“I’ve had really good horses. It means the world if you’re on a good horse,” she said. “My husband has been so supportive of me doing this, so it’s been as good as it can be. I also have a huge support system at home. My mother-in-law takes care of our kids when I go to the shows so they can stay here and do their sports so they don’t miss being kids. It’s about as easy as I could have it with the support system I have around me.”
Mary Bess and McCall finished fourth at the Stable View Oktoberfest CCI4*-S (Aiken, South Carolina) last fall and then were second at the TerraNova CCI4*-S (Myakka City, Florida).
“Going into Carolina, we’ve been working on the dressage, and we still have a long way to go with that, but I just wanted to jump well and have a good round and improve on the dressage, which we had one moment in the dressage which was unfortunate, but the rest was improved,” she said. “I was very excited about how it went. I was disappointed in the rail—I caused it. Always the goal with him is to let him show everyone how special he is and try not to get in his way. It was fun. The cross-country was probably the best run we’ve had so far. That was incredibly rewarding.”
Mary Bess had a fall from her CCI2*-S horse Monius after completing her four-star ride at Carolina, and she’ll be laid up for several weeks with injuries to the C1 and C7 vertebrae in her neck. She’s hoping to be back in the tack soon and is eyeing a CCI4*-L with McCall this summer, but she’s in no rush.
“I’ve been happily surprised by everything we’ve accomplished when we first moved up to Advanced in the fall,” Mary Bess said. “My goal was to be competitive, and he was just eating up everything and being so successful that I think he went above and beyond. Coming into this season I think I had to tell myself to calm down and realize that we had gone way above my goals in the fall and just be reasonable because he’s 9.”
Hannah Sue Hollberg of Kennett Square, Pennsylvania, was on a winning streak at the Essex Horse Trials on Sunday, claiming victory in both the $10,000 Open Intermediate and Open Preliminary divisions with two horses that are fairly new to her.

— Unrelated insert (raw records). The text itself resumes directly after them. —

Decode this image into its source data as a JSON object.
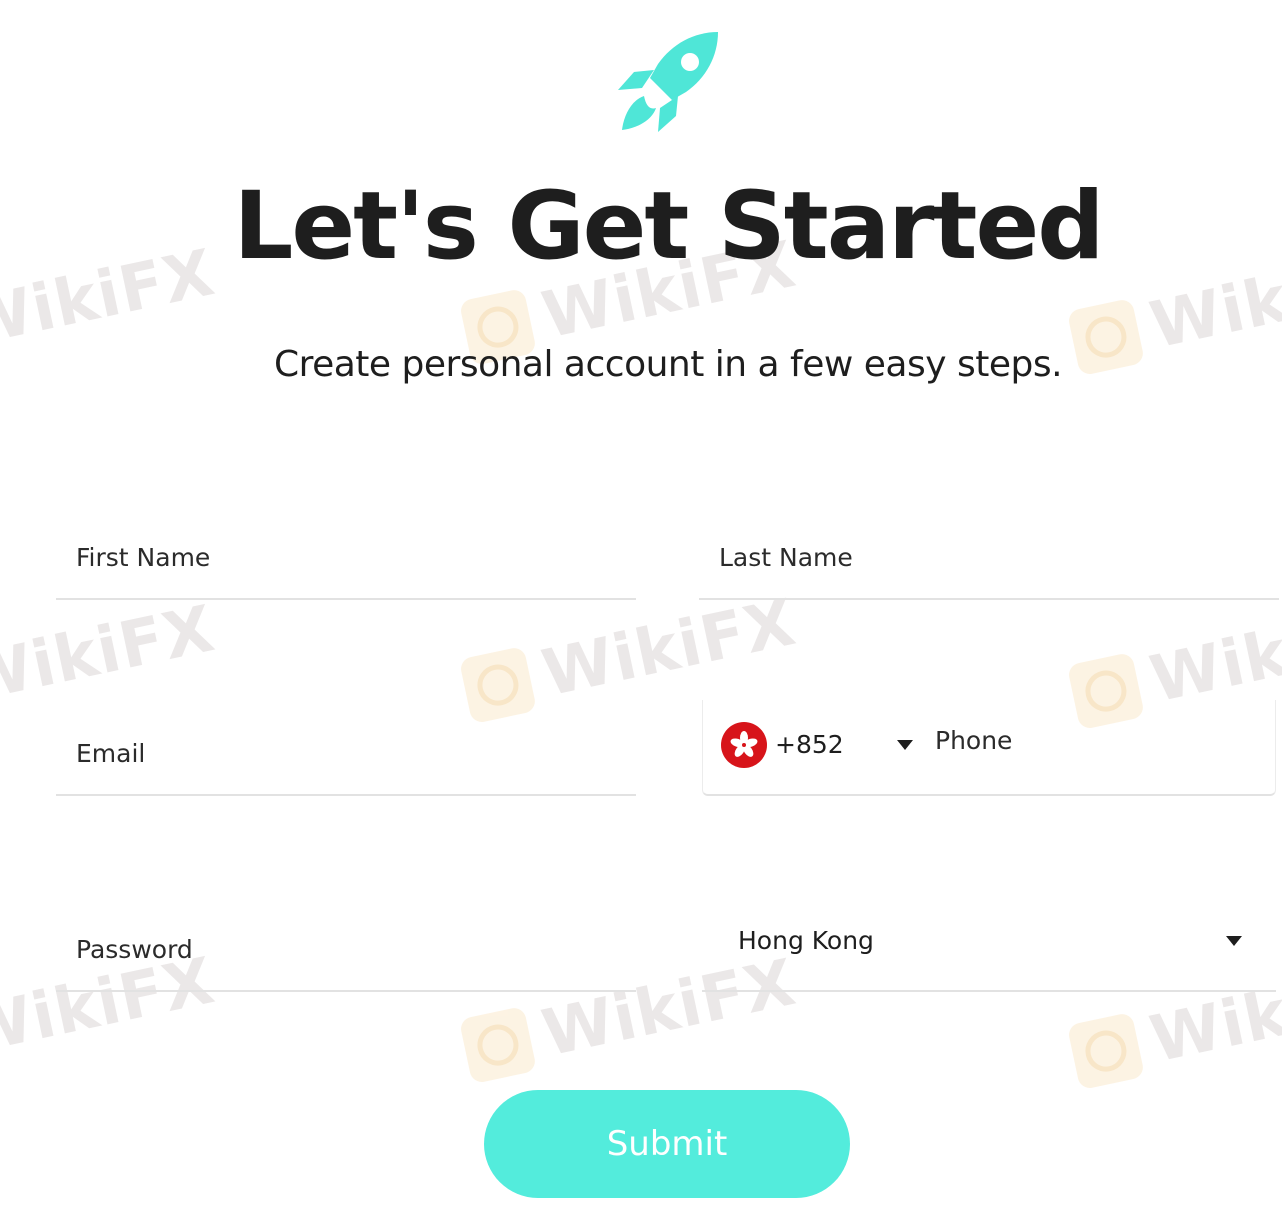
{
  "header": {
    "title": "Let's Get Started",
    "subtitle": "Create personal account in a few easy steps.",
    "icon": "rocket-icon"
  },
  "form": {
    "first_name": {
      "placeholder": "First Name",
      "value": ""
    },
    "last_name": {
      "placeholder": "Last Name",
      "value": ""
    },
    "email": {
      "placeholder": "Email",
      "value": ""
    },
    "phone": {
      "flag_icon": "hong-kong-flag-icon",
      "dial_code": "+852",
      "placeholder": "Phone",
      "value": ""
    },
    "password": {
      "placeholder": "Password",
      "value": ""
    },
    "country": {
      "selected": "Hong Kong"
    },
    "submit_label": "Submit"
  },
  "watermark": {
    "text": "WikiFX"
  },
  "colors": {
    "accent": "#53ecdc",
    "rocket": "#4fe6d7",
    "text": "#1e1e1e",
    "flag_red": "#d7141a",
    "divider": "#e2e2e2"
  }
}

Some difficulty on cross-country did not stop her mount Hachi from claiming victory in the Open Intermediate with a score of 101.6, while Open Preliminary partner Rockster finished on his dressage score of 27.3.
The great football coach Vince Lombardi said, “We win our games in practice.” With the goal of having the most effective practices possible for horses, their riders, and their coaches, Cathy Wieschhoff explains some signs that can indicate when horse and rider should repeat an exercise, switch it up, or be done with that activity. Wieschhoff brings perspective as a five-star rider that has competed at the Kentucky Three-Day Event and Burghley Horse Trials, a USEF “R” Course Designer for eventing cross-country and show jumping, a former Area VIII chair and member of the USEA Board of Governors, and a Level V USEA ECP Certified Coach based out of Carriage Station Farm in Lexington, Kentucky.
The United States Equestrian Federation (USEF) is pleased to announce the Land Rover U.S. Eventing Team for the FEI Eventing Nations Cup Poland CCIO4*-NC-S at the Strzegom Horse Trials (Poland) from June 21-25, 2023. The team will be under the direction of USEF Eventing Emerging and Development Coach Leslie Law.
The United States Eventing Association, Inc. (USEA) is excited to announce the launch of the USEA Young Event Horse (YEH) New Judge Education Program. Qualifying candidates, who are no longer required to hold a USEF judge’s license, will be encouraged to sign up to participate in the YEH New Judge Education Program to receive certification to judge the Jumping and Galloping phases of Young Event Horse competitions.